Luiz Zerbini returns to São Paulo to present Natureza Espiritual da Realidade [Spiritual Nature of Reality], his new exhibition at Galpão Fortes Vilaça. Through a large sculpture and eight medium and large-format paintings, the artist explores juxtapositions between figuration and geometry, nature and architecture. He has often worked with these themes before, but never with so much complexity.

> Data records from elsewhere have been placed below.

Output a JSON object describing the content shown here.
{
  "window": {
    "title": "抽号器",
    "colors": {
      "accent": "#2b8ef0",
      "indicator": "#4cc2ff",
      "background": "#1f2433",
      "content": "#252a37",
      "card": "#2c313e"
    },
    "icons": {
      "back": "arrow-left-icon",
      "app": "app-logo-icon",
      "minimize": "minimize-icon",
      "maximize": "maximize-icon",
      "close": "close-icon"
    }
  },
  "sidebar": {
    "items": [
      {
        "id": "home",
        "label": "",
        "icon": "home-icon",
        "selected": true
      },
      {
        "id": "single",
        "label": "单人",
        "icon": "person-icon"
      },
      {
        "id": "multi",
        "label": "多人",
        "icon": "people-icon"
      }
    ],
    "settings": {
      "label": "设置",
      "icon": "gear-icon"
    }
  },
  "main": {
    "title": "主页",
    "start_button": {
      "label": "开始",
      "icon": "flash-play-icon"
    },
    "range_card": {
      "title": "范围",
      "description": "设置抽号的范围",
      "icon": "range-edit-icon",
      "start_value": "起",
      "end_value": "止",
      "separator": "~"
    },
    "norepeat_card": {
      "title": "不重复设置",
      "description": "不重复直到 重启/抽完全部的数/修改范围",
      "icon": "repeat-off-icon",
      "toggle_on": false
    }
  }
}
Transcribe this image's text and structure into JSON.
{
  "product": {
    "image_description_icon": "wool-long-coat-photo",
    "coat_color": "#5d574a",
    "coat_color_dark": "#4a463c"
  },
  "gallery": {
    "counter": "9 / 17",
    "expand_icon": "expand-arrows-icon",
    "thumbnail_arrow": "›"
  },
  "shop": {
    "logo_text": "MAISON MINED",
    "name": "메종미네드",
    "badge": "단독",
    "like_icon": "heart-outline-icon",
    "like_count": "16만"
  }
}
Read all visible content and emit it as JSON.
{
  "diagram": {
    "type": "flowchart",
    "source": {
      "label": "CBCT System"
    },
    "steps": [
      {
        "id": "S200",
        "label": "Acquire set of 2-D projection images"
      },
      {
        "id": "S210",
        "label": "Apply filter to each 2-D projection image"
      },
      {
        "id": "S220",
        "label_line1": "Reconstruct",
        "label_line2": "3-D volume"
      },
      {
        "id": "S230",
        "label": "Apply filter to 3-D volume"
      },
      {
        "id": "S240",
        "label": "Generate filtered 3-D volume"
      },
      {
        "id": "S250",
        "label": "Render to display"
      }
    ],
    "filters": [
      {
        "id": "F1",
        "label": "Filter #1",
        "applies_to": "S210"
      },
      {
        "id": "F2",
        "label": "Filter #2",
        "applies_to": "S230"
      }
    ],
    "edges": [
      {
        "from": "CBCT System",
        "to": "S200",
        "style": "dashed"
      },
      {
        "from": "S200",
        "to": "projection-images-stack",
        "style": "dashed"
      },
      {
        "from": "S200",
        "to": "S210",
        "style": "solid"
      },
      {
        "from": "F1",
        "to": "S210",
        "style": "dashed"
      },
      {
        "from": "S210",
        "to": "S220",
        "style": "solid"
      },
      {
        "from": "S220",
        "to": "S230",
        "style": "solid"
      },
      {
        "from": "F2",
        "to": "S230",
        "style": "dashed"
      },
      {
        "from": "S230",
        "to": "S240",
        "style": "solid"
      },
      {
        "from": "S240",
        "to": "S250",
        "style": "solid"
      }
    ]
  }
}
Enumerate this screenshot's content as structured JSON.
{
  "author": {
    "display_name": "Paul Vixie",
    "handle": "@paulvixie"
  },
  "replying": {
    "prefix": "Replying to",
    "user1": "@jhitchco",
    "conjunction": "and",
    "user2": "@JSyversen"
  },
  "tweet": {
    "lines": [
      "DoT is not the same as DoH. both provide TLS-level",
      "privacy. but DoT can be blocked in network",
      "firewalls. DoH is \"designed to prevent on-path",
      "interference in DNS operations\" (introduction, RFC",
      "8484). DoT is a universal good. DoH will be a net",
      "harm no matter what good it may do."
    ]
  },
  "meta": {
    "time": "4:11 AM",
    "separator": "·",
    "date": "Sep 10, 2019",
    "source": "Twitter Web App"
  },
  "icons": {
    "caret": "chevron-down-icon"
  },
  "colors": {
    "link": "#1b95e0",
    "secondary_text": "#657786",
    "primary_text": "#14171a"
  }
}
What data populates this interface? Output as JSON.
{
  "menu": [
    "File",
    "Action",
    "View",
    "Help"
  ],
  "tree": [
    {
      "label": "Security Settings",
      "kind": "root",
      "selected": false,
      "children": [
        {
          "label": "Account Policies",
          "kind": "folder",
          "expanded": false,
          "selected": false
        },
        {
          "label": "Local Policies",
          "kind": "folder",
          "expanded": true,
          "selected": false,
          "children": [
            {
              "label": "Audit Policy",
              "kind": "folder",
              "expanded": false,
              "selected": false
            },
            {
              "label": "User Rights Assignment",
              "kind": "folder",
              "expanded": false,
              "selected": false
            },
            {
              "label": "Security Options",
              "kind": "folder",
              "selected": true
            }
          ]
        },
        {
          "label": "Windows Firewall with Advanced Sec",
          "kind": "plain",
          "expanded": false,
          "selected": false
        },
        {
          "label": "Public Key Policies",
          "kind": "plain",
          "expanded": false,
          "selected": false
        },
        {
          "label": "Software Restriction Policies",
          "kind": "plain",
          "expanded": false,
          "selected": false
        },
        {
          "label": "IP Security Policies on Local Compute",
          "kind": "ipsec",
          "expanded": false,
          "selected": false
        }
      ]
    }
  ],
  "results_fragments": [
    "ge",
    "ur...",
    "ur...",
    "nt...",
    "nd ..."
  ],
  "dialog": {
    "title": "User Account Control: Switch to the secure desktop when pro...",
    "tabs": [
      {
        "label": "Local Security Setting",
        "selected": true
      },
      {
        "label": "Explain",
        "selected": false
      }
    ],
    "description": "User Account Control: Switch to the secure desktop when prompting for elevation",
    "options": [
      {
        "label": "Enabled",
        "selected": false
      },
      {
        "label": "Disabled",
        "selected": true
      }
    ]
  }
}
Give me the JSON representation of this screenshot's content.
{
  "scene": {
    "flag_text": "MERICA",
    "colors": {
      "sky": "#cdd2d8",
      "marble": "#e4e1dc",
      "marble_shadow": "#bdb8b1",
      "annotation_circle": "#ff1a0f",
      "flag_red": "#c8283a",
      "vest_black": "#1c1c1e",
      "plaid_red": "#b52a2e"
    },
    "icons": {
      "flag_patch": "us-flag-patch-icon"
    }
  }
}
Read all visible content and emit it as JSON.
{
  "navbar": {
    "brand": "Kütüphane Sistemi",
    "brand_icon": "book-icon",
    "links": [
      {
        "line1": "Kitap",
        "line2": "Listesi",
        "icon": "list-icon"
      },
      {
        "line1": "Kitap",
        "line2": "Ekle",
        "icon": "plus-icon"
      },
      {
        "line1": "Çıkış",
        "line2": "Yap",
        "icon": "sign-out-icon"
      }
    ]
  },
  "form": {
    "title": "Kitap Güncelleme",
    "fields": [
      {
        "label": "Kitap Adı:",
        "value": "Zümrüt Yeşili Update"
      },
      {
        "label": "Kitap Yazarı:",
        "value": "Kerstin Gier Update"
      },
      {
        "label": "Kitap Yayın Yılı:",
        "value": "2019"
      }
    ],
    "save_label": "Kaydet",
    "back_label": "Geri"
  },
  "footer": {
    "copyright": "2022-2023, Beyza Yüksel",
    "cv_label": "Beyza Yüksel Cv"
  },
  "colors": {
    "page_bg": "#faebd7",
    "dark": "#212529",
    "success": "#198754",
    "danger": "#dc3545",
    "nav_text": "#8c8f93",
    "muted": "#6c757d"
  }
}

In his painting, Zerbini begins with photographic images to which he overlays other abstract elements in a complex weave where figure and background are blended. The nonhierarchical way in which these elements are arranged follows an inherent processual logic, in which one image naturally follows another, until the composition is complete. In Ilha da Maré [Maré Island] this weave includes a precarious stage with a chicken, loudspeakers, crabs, bricks, and, finally, the sea – or his particular view of the water of the sea, which also pervades other artworks in the exhibition. Buraco [Hole] depicts a box with distinct geometric patterns that is covered by the ocean tide. A threatening-looking wave invades the largest painting in the exhibition Onda [Wave], which is shot through by disturbances that lend it an even greater velocity. In Cachoeira [Waterfall], bands of color cross the canvas and are interrupted by fragments of tree branches and stones, blending figuration and geometry in an even more complex way.
The geometric works in the show are also associated to figuration. Some of the works are based on an image and become totally abstract; others involve references to places and objects in their titles. These paintings are guided by optical effects, along with experiments with color. In Serra do Luar [Moonlight Mountains], a silver grid of lozenges is overlaid to a grid of squares, with an intricate scheme of colors and shadings. In Ultramarine, a dense and opaque blue stands in contrast to bands of luminous metallic colors in the foreground. For their part, the small colored squares of Chuvisco [Drizzle] confuse the viewer’s focus, causing a sensation of myopia.
Natureza Espiritual da Realidade − the work that lends its title to the exhibition − is a sculpture consisting of wooden tables, configured like museum display cases. The work gained its first form in 2012 when Zerbini included it in the show Amor at MAM Rio and, in 2014, it received a new composition at the exhibition Pinturas, held at Casa Daros, also in Rio de Janeiro. At each exhibition, the arrangement of the tables and their elements is altered, giving the work a constant dynamism. Divided into squares, the tables include curious objects collected by the artist, randomly found on trips or collected for personal reasons. Seashells, stones, bricks, ceramic tiles, tree trunks, plants, fishing nets and even a R$10 bill are arranged sometimes as still-lifes, sometimes as abstract compositions. The artist also interferes on the glass tabletop with graphic marks and colored gelatin, causing alterations in the incidence of color and light on the elements.
Insofar as it establishes a direct dialogue with the works on the wall, the sculpture can be read as a systematic organization of the references present in the paintings – an inventory of the artist’s private universe. It is possible, however, to use an inverse reasoning and understand it as a three-dimensional translation of Zerbini’s pictorial process – especially the way in which he uses color and geometry to organize such a wide range of elements. Natureza Espiritual da Realidade is, therefore, a starting point for his research as well as an attractive field towards which all his work seems to converge.
Luiz Zerbini was born in 1959, in São Paulo, but has been living and working in Rio de Janeiro since 1982. Recent large solo shows that have featured his work include Pinturas, at Casa Daros (Rio de Janeiro, 2014); amor lugar comum, at Inhotim (Brumadinho, 2013); and Amor, at MAM (Rio de Janeiro, 2012). His work is present in various public collections, including those of Inhotim Centro de Arte Contemporânea (Brumadinho), Instituto Itaú Cultural (São Paulo), Museu de Arte Moderna do Rio de Janeiro, and Museu de Arte Moderna de São Paulo. In parallel with his individual work, since 1995 Zerbini has worked together with Barrão and Sérgio Mekler in the artist’s collective Chelpa Ferro, which explores the relations between visual arts and music.